She is a society hostess married to the rich man, Miguel(similar looking to Juan).She loves her creature comforts, but also her infidelity with Juan,a professor of maths,who she used to be engaged to prior to marriage.Juan is economically and professionally dependent upon his wealthy brother-in-law,who got him the job.The viper in their bosom is Rafael,the parasitical art critic and court jester,who divulges he `knows' about them,having seen them that day in the car together,and threatens blackmail.His sarcasm and irony heats up a brew of satire,revenge, paranoia and suspicion.Read more ›
Most Helpful Customer Reviews on Amazon.com (beta) (May include reviews from Early Reviewer Rewards Program)
Beautifully made with a striking use of transitions to keep us off base, and an alternating mix of neo-realist, and slick Hitchcockian camera work that evokes the separation of class in society.
The story is simple. A pair of upper-class lovers accidentally hit a cyclist on the highway, and leave him to die, for fear of having their affair discovered and losing all they have in society and with each other.
The rest of the film is about both the moral questions of responsibility and ego versus a sense of communal responsibility, and the gut wracking tension as to whether the two will be uncovered.
I was occasionally bothered by the heavy-handedness of some of the film. Sometimes it was just a too on-the-nose, politically ironic line of dialogue, but particularly irksome was an important sub-plot about a student the male half of our anti-hero couple has treated unfairly. This story element, while beautifully shot and well acted, feels like it exists only to make political and thematic points, and pulled me out of identifying with the film on a human level. Likewise, a couple of crucial character twists, while interesting, feel forced or sudden -- more there to make a point then to honestly continue the narrative.

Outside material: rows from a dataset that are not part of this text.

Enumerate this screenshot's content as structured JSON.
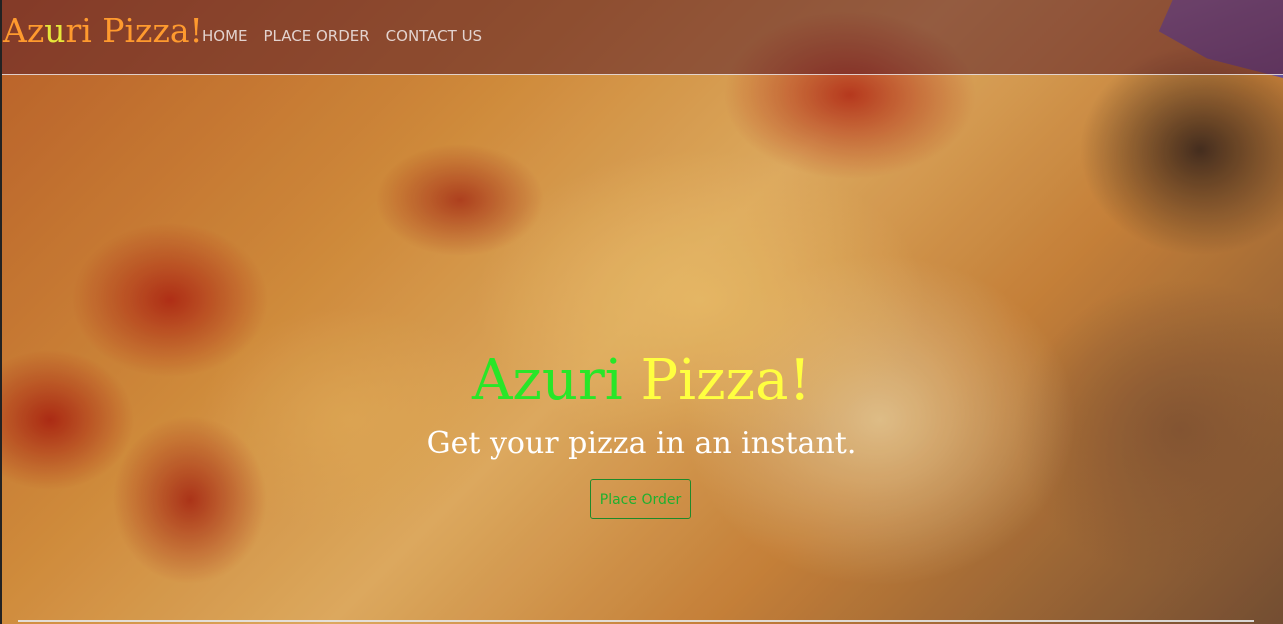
{
  "nav": {
    "brand_part1": "Az",
    "brand_part2": "u",
    "brand_part3": "ri Pizza!",
    "links": [
      {
        "label": "HOME"
      },
      {
        "label": "PLACE ORDER"
      },
      {
        "label": "CONTACT US"
      }
    ]
  },
  "hero": {
    "title_word1": "Azuri",
    "title_word2": "Pizza!",
    "subtitle": "Get your pizza in an instant.",
    "button_label": "Place Order"
  },
  "colors": {
    "brand": "#ff9a2e",
    "brand_accent": "#e7e83a",
    "title_green": "#28e628",
    "title_yellow": "#ffff40",
    "button_green": "#1fb02f",
    "navbar_overlay": "rgba(90,30,40,0.55)"
  }
}
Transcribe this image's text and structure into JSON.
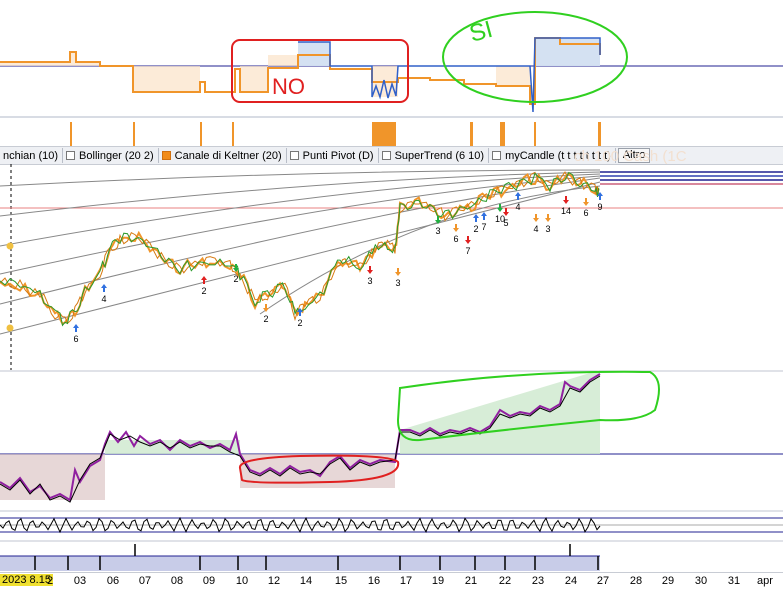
{
  "toolbar": {
    "items": [
      {
        "label": "nchian (10)",
        "checked": false
      },
      {
        "label": "Bollinger (20 2)",
        "checked": false
      },
      {
        "label": "Canale di Keltner (20)",
        "checked": true
      },
      {
        "label": "Punti Pivot (D)",
        "checked": false
      },
      {
        "label": "SuperTrend (6 10)",
        "checked": false
      },
      {
        "label": "myCandle (t t t t t t t t)",
        "checked": false
      }
    ],
    "more_label": "Altro"
  },
  "watermark": "ch 100 Cash (1C",
  "annotations": {
    "no_text": "NO",
    "si_text": "SI"
  },
  "colors": {
    "orange": "#f0952a",
    "blue": "#3060c8",
    "navy": "#202090",
    "red_line": "#e04040",
    "purple": "#9020a0",
    "red_marker": "#e02020",
    "green_marker": "#20b040",
    "annotation_red": "#e02020",
    "annotation_green": "#30d020"
  },
  "signal_numbers": [
    "6",
    "4",
    "2",
    "2",
    "2",
    "2",
    "3",
    "3",
    "3",
    "6",
    "7",
    "2",
    "7",
    "10",
    "5",
    "4",
    "4",
    "3",
    "14",
    "6",
    "9"
  ],
  "xaxis": {
    "first_label": "2023 8.15",
    "ticks": [
      "2",
      "03",
      "06",
      "07",
      "08",
      "09",
      "10",
      "11",
      "12",
      "13",
      "14",
      "15",
      "16",
      "17",
      "18",
      "19",
      "20",
      "21",
      "22",
      "23",
      "24",
      "27",
      "28",
      "29",
      "30",
      "31",
      "apr"
    ]
  }
}
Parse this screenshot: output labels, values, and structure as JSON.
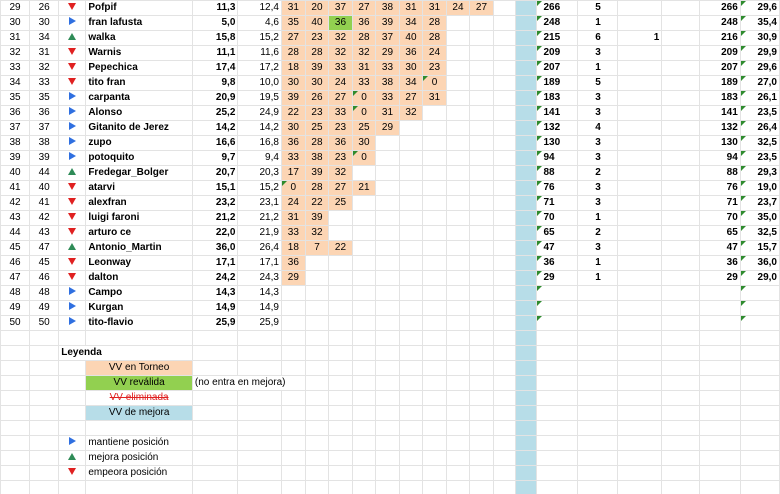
{
  "rows": [
    {
      "pos": "29",
      "prev": "26",
      "trend": "down",
      "name": "Pofpif",
      "a": "11,3",
      "b": "12,4",
      "vv": [
        "31",
        "20",
        "37",
        "27",
        "38",
        "31",
        "31",
        "24",
        "27"
      ],
      "rev": -1,
      "pts": "266",
      "n": "5",
      "x": "",
      "pts2": "266",
      "avg": "29,6"
    },
    {
      "pos": "30",
      "prev": "30",
      "trend": "same",
      "name": "fran lafusta",
      "a": "5,0",
      "b": "4,6",
      "vv": [
        "35",
        "40",
        "36",
        "36",
        "39",
        "34",
        "28"
      ],
      "rev": 2,
      "pts": "248",
      "n": "1",
      "x": "",
      "pts2": "248",
      "avg": "35,4"
    },
    {
      "pos": "31",
      "prev": "34",
      "trend": "up",
      "name": "walka",
      "a": "15,8",
      "b": "15,2",
      "vv": [
        "27",
        "23",
        "32",
        "28",
        "37",
        "40",
        "28"
      ],
      "rev": -1,
      "pts": "215",
      "n": "6",
      "x": "1",
      "pts2": "216",
      "avg": "30,9"
    },
    {
      "pos": "32",
      "prev": "31",
      "trend": "down",
      "name": "Warnis",
      "a": "11,1",
      "b": "11,6",
      "vv": [
        "28",
        "28",
        "32",
        "32",
        "29",
        "36",
        "24"
      ],
      "rev": -1,
      "pts": "209",
      "n": "3",
      "x": "",
      "pts2": "209",
      "avg": "29,9"
    },
    {
      "pos": "33",
      "prev": "32",
      "trend": "down",
      "name": "Pepechica",
      "a": "17,4",
      "b": "17,2",
      "vv": [
        "18",
        "39",
        "33",
        "31",
        "33",
        "30",
        "23"
      ],
      "rev": -1,
      "pts": "207",
      "n": "1",
      "x": "",
      "pts2": "207",
      "avg": "29,6"
    },
    {
      "pos": "34",
      "prev": "33",
      "trend": "down",
      "name": "tito fran",
      "a": "9,8",
      "b": "10,0",
      "vv": [
        "30",
        "30",
        "24",
        "33",
        "38",
        "34",
        "0"
      ],
      "rev": -1,
      "pts": "189",
      "n": "5",
      "x": "",
      "pts2": "189",
      "avg": "27,0"
    },
    {
      "pos": "35",
      "prev": "35",
      "trend": "same",
      "name": "carpanta",
      "a": "20,9",
      "b": "19,5",
      "vv": [
        "39",
        "26",
        "27",
        "0",
        "33",
        "27",
        "31"
      ],
      "rev": -1,
      "pts": "183",
      "n": "3",
      "x": "",
      "pts2": "183",
      "avg": "26,1"
    },
    {
      "pos": "36",
      "prev": "36",
      "trend": "same",
      "name": "Alonso",
      "a": "25,2",
      "b": "24,9",
      "vv": [
        "22",
        "23",
        "33",
        "0",
        "31",
        "32"
      ],
      "rev": -1,
      "pts": "141",
      "n": "3",
      "x": "",
      "pts2": "141",
      "avg": "23,5"
    },
    {
      "pos": "37",
      "prev": "37",
      "trend": "same",
      "name": "Gitanito de Jerez",
      "a": "14,2",
      "b": "14,2",
      "vv": [
        "30",
        "25",
        "23",
        "25",
        "29"
      ],
      "rev": -1,
      "pts": "132",
      "n": "4",
      "x": "",
      "pts2": "132",
      "avg": "26,4"
    },
    {
      "pos": "38",
      "prev": "38",
      "trend": "same",
      "name": "zupo",
      "a": "16,6",
      "b": "16,8",
      "vv": [
        "36",
        "28",
        "36",
        "30"
      ],
      "rev": -1,
      "pts": "130",
      "n": "3",
      "x": "",
      "pts2": "130",
      "avg": "32,5"
    },
    {
      "pos": "39",
      "prev": "39",
      "trend": "same",
      "name": "potoquito",
      "a": "9,7",
      "b": "9,4",
      "vv": [
        "33",
        "38",
        "23",
        "0"
      ],
      "rev": -1,
      "pts": "94",
      "n": "3",
      "x": "",
      "pts2": "94",
      "avg": "23,5"
    },
    {
      "pos": "40",
      "prev": "44",
      "trend": "up",
      "name": "Fredegar_Bolger",
      "a": "20,7",
      "b": "20,3",
      "vv": [
        "17",
        "39",
        "32"
      ],
      "rev": -1,
      "pts": "88",
      "n": "2",
      "x": "",
      "pts2": "88",
      "avg": "29,3"
    },
    {
      "pos": "41",
      "prev": "40",
      "trend": "down",
      "name": "atarvi",
      "a": "15,1",
      "b": "15,2",
      "vv": [
        "0",
        "28",
        "27",
        "21"
      ],
      "rev": -1,
      "pts": "76",
      "n": "3",
      "x": "",
      "pts2": "76",
      "avg": "19,0"
    },
    {
      "pos": "42",
      "prev": "41",
      "trend": "down",
      "name": "alexfran",
      "a": "23,2",
      "b": "23,1",
      "vv": [
        "24",
        "22",
        "25"
      ],
      "rev": -1,
      "pts": "71",
      "n": "3",
      "x": "",
      "pts2": "71",
      "avg": "23,7"
    },
    {
      "pos": "43",
      "prev": "42",
      "trend": "down",
      "name": "luigi faroni",
      "a": "21,2",
      "b": "21,2",
      "vv": [
        "31",
        "39"
      ],
      "rev": -1,
      "pts": "70",
      "n": "1",
      "x": "",
      "pts2": "70",
      "avg": "35,0"
    },
    {
      "pos": "44",
      "prev": "43",
      "trend": "down",
      "name": "arturo ce",
      "a": "22,0",
      "b": "21,9",
      "vv": [
        "33",
        "32"
      ],
      "rev": -1,
      "pts": "65",
      "n": "2",
      "x": "",
      "pts2": "65",
      "avg": "32,5"
    },
    {
      "pos": "45",
      "prev": "47",
      "trend": "up",
      "name": "Antonio_Martin",
      "a": "36,0",
      "b": "26,4",
      "vv": [
        "18",
        "7",
        "22"
      ],
      "rev": -1,
      "pts": "47",
      "n": "3",
      "x": "",
      "pts2": "47",
      "avg": "15,7"
    },
    {
      "pos": "46",
      "prev": "45",
      "trend": "down",
      "name": "Leonway",
      "a": "17,1",
      "b": "17,1",
      "vv": [
        "36"
      ],
      "rev": -1,
      "pts": "36",
      "n": "1",
      "x": "",
      "pts2": "36",
      "avg": "36,0"
    },
    {
      "pos": "47",
      "prev": "46",
      "trend": "down",
      "name": "dalton",
      "a": "24,2",
      "b": "24,3",
      "vv": [
        "29"
      ],
      "rev": -1,
      "pts": "29",
      "n": "1",
      "x": "",
      "pts2": "29",
      "avg": "29,0"
    },
    {
      "pos": "48",
      "prev": "48",
      "trend": "same",
      "name": "Campo",
      "a": "14,3",
      "b": "14,3",
      "vv": [],
      "rev": -1,
      "pts": "",
      "n": "",
      "x": "",
      "pts2": "",
      "avg": ""
    },
    {
      "pos": "49",
      "prev": "49",
      "trend": "same",
      "name": "Kurgan",
      "a": "14,9",
      "b": "14,9",
      "vv": [],
      "rev": -1,
      "pts": "",
      "n": "",
      "x": "",
      "pts2": "",
      "avg": ""
    },
    {
      "pos": "50",
      "prev": "50",
      "trend": "same",
      "name": "tito-flavio",
      "a": "25,9",
      "b": "25,9",
      "vv": [],
      "rev": -1,
      "pts": "",
      "n": "",
      "x": "",
      "pts2": "",
      "avg": ""
    }
  ],
  "legend": {
    "title": "Leyenda",
    "vv_torneo": "VV en Torneo",
    "vv_revalida": "VV reválida",
    "vv_revalida_note": "(no entra en mejora)",
    "vv_eliminada": "VV eliminada",
    "vv_mejora": "VV de mejora",
    "mantiene": "mantiene posición",
    "mejora": "mejora posición",
    "empeora": "empeora posición"
  },
  "colors": {
    "vv_torneo": "#fcd5b4",
    "vv_revalida": "#92d050",
    "vv_mejora": "#b7dde8",
    "up": "#2e8b57",
    "down": "#e02020",
    "same": "#2f6fe0"
  }
}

But these are really very small flaws compared to the film's great strengths, and it is very much worth seeing.
The plot is very suspensive and contains some twists reminiscent of Hitchcock; the camerawork is competent, though the acting is maybe a little stiff (maybe typical for 1950s cinema?).

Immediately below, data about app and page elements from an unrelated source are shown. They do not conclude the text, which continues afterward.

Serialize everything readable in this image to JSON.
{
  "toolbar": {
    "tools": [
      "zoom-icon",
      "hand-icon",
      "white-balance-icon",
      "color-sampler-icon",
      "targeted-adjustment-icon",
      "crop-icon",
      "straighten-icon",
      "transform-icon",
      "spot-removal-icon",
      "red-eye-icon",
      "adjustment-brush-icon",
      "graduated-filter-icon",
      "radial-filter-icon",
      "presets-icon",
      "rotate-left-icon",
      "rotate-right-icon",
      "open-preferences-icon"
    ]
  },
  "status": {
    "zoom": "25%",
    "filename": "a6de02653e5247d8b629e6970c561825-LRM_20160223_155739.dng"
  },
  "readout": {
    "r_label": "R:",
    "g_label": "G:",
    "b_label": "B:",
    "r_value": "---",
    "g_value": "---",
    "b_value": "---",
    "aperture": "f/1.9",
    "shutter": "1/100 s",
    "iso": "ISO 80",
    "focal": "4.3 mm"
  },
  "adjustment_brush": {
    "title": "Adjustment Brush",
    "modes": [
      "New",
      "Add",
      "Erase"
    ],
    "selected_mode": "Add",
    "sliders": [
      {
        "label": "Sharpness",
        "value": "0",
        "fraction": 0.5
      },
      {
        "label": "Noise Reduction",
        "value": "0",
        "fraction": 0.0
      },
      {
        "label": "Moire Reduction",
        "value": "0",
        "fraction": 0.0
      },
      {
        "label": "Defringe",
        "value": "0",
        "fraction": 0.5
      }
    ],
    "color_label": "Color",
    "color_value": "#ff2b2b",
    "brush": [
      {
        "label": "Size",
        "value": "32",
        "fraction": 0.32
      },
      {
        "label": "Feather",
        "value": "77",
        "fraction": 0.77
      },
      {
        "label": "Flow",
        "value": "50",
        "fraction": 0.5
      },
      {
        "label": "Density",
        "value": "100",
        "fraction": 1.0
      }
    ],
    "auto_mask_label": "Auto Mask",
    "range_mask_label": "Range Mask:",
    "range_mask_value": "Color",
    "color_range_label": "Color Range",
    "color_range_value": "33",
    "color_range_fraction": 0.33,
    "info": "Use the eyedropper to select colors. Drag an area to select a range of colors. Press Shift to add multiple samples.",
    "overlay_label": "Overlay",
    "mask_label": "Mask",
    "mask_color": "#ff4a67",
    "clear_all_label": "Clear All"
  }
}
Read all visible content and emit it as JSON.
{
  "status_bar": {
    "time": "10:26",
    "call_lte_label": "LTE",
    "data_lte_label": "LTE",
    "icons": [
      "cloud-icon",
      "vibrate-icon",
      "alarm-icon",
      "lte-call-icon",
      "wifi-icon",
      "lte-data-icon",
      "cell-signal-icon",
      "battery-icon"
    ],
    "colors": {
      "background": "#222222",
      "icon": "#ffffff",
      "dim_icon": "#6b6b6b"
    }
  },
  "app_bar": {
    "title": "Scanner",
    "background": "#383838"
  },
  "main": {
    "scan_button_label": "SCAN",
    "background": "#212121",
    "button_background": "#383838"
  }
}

The moral dimension is interesting, with Juan who sees himself as a failure, economically and professionally, as he is dependent on influental relatives. The accident and his moral failure makes him re-evaluate his life. And Maria is confronted with her strong desire for status. In the films opening scene they choose to leave the cyclist in the ditch, dying.
The transfer from Criterion is excellent, and there are some extras: a documentary about Bardem and a informative booklet. The film is said to be a standard ingredient in cinema studies, and finally it is available on DVD. Recommended to everyone interested in cinema, and/or some suspense.
A tremendous piece of cinema, beautifully written, beautifully shot, and beautifully acted. It's also a rich piece of dramatic literature for reading and discussion in an advanced language class. Only when I started transcribing scenes for my class did I notice how spare and dense the writing is; it would be hard to find another sound picture that establishes characters and puts them onto seemingly inevitable paths with so little dialogue. Great stuff, and loaded with clearly spoken Spanish idioms that make good fodder for a language class.